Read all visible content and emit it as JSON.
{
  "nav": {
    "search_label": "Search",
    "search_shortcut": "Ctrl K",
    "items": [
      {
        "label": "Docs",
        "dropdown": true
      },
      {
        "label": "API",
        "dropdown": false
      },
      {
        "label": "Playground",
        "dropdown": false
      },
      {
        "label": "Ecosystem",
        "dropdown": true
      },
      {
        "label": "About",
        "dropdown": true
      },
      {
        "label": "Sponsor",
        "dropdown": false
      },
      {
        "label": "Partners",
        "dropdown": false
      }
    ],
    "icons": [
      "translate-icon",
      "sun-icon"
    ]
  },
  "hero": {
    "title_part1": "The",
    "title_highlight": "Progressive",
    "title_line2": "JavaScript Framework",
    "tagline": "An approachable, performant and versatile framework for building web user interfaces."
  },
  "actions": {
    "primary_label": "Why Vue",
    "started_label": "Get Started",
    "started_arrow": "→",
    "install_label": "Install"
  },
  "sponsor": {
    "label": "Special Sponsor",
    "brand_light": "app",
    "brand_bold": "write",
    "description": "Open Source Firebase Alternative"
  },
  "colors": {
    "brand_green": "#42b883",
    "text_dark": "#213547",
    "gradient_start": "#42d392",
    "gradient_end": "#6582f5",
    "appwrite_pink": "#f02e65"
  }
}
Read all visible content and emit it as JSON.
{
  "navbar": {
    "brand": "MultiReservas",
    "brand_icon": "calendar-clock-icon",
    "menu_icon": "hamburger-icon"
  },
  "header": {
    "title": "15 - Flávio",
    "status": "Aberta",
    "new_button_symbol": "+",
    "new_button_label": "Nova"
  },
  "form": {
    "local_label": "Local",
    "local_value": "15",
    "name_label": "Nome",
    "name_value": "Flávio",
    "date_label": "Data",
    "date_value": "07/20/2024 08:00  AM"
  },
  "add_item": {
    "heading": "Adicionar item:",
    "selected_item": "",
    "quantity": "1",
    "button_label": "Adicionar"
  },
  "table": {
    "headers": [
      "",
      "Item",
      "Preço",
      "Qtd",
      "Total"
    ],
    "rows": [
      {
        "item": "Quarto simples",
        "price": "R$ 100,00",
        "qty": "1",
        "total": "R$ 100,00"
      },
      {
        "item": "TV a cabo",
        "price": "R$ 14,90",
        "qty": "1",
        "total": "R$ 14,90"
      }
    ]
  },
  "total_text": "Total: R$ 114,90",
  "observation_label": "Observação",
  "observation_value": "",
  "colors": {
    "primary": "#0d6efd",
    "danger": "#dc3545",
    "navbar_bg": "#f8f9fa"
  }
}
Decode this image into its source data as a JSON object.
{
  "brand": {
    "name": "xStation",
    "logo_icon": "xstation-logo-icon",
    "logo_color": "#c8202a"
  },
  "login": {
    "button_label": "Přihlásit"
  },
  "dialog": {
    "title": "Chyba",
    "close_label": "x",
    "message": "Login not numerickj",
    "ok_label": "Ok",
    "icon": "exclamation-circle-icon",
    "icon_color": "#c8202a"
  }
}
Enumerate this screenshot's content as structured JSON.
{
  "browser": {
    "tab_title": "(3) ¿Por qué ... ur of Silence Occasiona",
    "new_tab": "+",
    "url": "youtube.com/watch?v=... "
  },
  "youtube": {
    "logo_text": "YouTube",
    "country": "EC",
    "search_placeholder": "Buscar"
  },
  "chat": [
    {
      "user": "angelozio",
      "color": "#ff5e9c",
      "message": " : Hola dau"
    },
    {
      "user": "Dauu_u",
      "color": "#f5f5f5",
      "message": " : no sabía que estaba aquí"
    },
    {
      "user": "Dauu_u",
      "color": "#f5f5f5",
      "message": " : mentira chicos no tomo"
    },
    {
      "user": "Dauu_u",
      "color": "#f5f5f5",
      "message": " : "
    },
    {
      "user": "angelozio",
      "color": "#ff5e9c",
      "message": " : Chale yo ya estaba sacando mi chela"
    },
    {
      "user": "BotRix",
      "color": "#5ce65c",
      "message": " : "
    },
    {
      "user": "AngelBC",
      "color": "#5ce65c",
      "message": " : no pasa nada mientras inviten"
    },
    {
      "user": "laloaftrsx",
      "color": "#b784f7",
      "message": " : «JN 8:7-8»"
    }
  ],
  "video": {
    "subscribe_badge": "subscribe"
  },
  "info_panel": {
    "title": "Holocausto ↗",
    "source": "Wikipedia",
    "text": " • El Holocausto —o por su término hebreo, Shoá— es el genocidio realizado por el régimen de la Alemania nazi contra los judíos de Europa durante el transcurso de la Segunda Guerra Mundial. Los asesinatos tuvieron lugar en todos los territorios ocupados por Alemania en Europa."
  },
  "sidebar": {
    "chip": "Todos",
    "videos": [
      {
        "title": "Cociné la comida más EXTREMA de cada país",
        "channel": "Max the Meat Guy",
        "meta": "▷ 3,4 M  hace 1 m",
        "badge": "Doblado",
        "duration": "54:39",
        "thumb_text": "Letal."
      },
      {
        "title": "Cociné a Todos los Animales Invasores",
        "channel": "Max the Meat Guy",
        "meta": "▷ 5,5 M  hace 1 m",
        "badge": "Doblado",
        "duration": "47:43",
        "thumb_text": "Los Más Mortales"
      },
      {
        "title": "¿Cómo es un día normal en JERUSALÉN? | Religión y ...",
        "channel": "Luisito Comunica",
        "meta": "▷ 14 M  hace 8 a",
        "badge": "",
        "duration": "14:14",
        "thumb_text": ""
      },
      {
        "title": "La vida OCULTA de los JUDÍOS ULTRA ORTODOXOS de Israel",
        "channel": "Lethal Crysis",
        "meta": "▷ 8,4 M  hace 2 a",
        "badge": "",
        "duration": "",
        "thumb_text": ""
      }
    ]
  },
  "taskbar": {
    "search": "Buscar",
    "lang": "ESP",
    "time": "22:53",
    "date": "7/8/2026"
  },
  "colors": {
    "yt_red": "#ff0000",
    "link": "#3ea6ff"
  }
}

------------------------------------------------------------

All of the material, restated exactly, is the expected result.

■ Exercise result
Read all visible content and emit it as JSON.
{
  "nav": {
    "search_label": "Search",
    "search_shortcut": "Ctrl K",
    "items": [
      {
        "label": "Docs",
        "dropdown": true
      },
      {
        "label": "API",
        "dropdown": false
      },
      {
        "label": "Playground",
        "dropdown": false
      },
      {
        "label": "Ecosystem",
        "dropdown": true
      },
      {
        "label": "About",
        "dropdown": true
      },
      {
        "label": "Sponsor",
        "dropdown": false
      },
      {
        "label": "Partners",
        "dropdown": false
      }
    ],
    "icons": [
      "translate-icon",
      "sun-icon"
    ]
  },
  "hero": {
    "title_part1": "The",
    "title_highlight": "Progressive",
    "title_line2": "JavaScript Framework",
    "tagline": "An approachable, performant and versatile framework for building web user interfaces."
  },
  "actions": {
    "primary_label": "Why Vue",
    "started_label": "Get Started",
    "started_arrow": "→",
    "install_label": "Install"
  },
  "sponsor": {
    "label": "Special Sponsor",
    "brand_light": "app",
    "brand_bold": "write",
    "description": "Open Source Firebase Alternative"
  },
  "colors": {
    "brand_green": "#42b883",
    "text_dark": "#213547",
    "gradient_start": "#42d392",
    "gradient_end": "#6582f5",
    "appwrite_pink": "#f02e65"
  }
}
Read all visible content and emit it as JSON.
{
  "navbar": {
    "brand": "MultiReservas",
    "brand_icon": "calendar-clock-icon",
    "menu_icon": "hamburger-icon"
  },
  "header": {
    "title": "15 - Flávio",
    "status": "Aberta",
    "new_button_symbol": "+",
    "new_button_label": "Nova"
  },
  "form": {
    "local_label": "Local",
    "local_value": "15",
    "name_label": "Nome",
    "name_value": "Flávio",
    "date_label": "Data",
    "date_value": "07/20/2024 08:00  AM"
  },
  "add_item": {
    "heading": "Adicionar item:",
    "selected_item": "",
    "quantity": "1",
    "button_label": "Adicionar"
  },
  "table": {
    "headers": [
      "",
      "Item",
      "Preço",
      "Qtd",
      "Total"
    ],
    "rows": [
      {
        "item": "Quarto simples",
        "price": "R$ 100,00",
        "qty": "1",
        "total": "R$ 100,00"
      },
      {
        "item": "TV a cabo",
        "price": "R$ 14,90",
        "qty": "1",
        "total": "R$ 14,90"
      }
    ]
  },
  "total_text": "Total: R$ 114,90",
  "observation_label": "Observação",
  "observation_value": "",
  "colors": {
    "primary": "#0d6efd",
    "danger": "#dc3545",
    "navbar_bg": "#f8f9fa"
  }
}
Decode this image into its source data as a JSON object.
{
  "brand": {
    "name": "xStation",
    "logo_icon": "xstation-logo-icon",
    "logo_color": "#c8202a"
  },
  "login": {
    "button_label": "Přihlásit"
  },
  "dialog": {
    "title": "Chyba",
    "close_label": "x",
    "message": "Login not numerickj",
    "ok_label": "Ok",
    "icon": "exclamation-circle-icon",
    "icon_color": "#c8202a"
  }
}
Enumerate this screenshot's content as structured JSON.
{
  "browser": {
    "tab_title": "(3) ¿Por qué ... ur of Silence Occasiona",
    "new_tab": "+",
    "url": "youtube.com/watch?v=... "
  },
  "youtube": {
    "logo_text": "YouTube",
    "country": "EC",
    "search_placeholder": "Buscar"
  },
  "chat": [
    {
      "user": "angelozio",
      "color": "#ff5e9c",
      "message": " : Hola dau"
    },
    {
      "user": "Dauu_u",
      "color": "#f5f5f5",
      "message": " : no sabía que estaba aquí"
    },
    {
      "user": "Dauu_u",
      "color": "#f5f5f5",
      "message": " : mentira chicos no tomo"
    },
    {
      "user": "Dauu_u",
      "color": "#f5f5f5",
      "message": " : "
    },
    {
      "user": "angelozio",
      "color": "#ff5e9c",
      "message": " : Chale yo ya estaba sacando mi chela"
    },
    {
      "user": "BotRix",
      "color": "#5ce65c",
      "message": " : "
    },
    {
      "user": "AngelBC",
      "color": "#5ce65c",
      "message": " : no pasa nada mientras inviten"
    },
    {
      "user": "laloaftrsx",
      "color": "#b784f7",
      "message": " : «JN 8:7-8»"
    }
  ],
  "video": {
    "subscribe_badge": "subscribe"
  },
  "info_panel": {
    "title": "Holocausto ↗",
    "source": "Wikipedia",
    "text": " • El Holocausto —o por su término hebreo, Shoá— es el genocidio realizado por el régimen de la Alemania nazi contra los judíos de Europa durante el transcurso de la Segunda Guerra Mundial. Los asesinatos tuvieron lugar en todos los territorios ocupados por Alemania en Europa."
  },
  "sidebar": {
    "chip": "Todos",
    "videos": [
      {
        "title": "Cociné la comida más EXTREMA de cada país",
        "channel": "Max the Meat Guy",
        "meta": "▷ 3,4 M  hace 1 m",
        "badge": "Doblado",
        "duration": "54:39",
        "thumb_text": "Letal."
      },
      {
        "title": "Cociné a Todos los Animales Invasores",
        "channel": "Max the Meat Guy",
        "meta": "▷ 5,5 M  hace 1 m",
        "badge": "Doblado",
        "duration": "47:43",
        "thumb_text": "Los Más Mortales"
      },
      {
        "title": "¿Cómo es un día normal en JERUSALÉN? | Religión y ...",
        "channel": "Luisito Comunica",
        "meta": "▷ 14 M  hace 8 a",
        "badge": "",
        "duration": "14:14",
        "thumb_text": ""
      },
      {
        "title": "La vida OCULTA de los JUDÍOS ULTRA ORTODOXOS de Israel",
        "channel": "Lethal Crysis",
        "meta": "▷ 8,4 M  hace 2 a",
        "badge": "",
        "duration": "",
        "thumb_text": ""
      }
    ]
  },
  "taskbar": {
    "search": "Buscar",
    "lang": "ESP",
    "time": "22:53",
    "date": "7/8/2026"
  },
  "colors": {
    "yt_red": "#ff0000",
    "link": "#3ea6ff"
  }
}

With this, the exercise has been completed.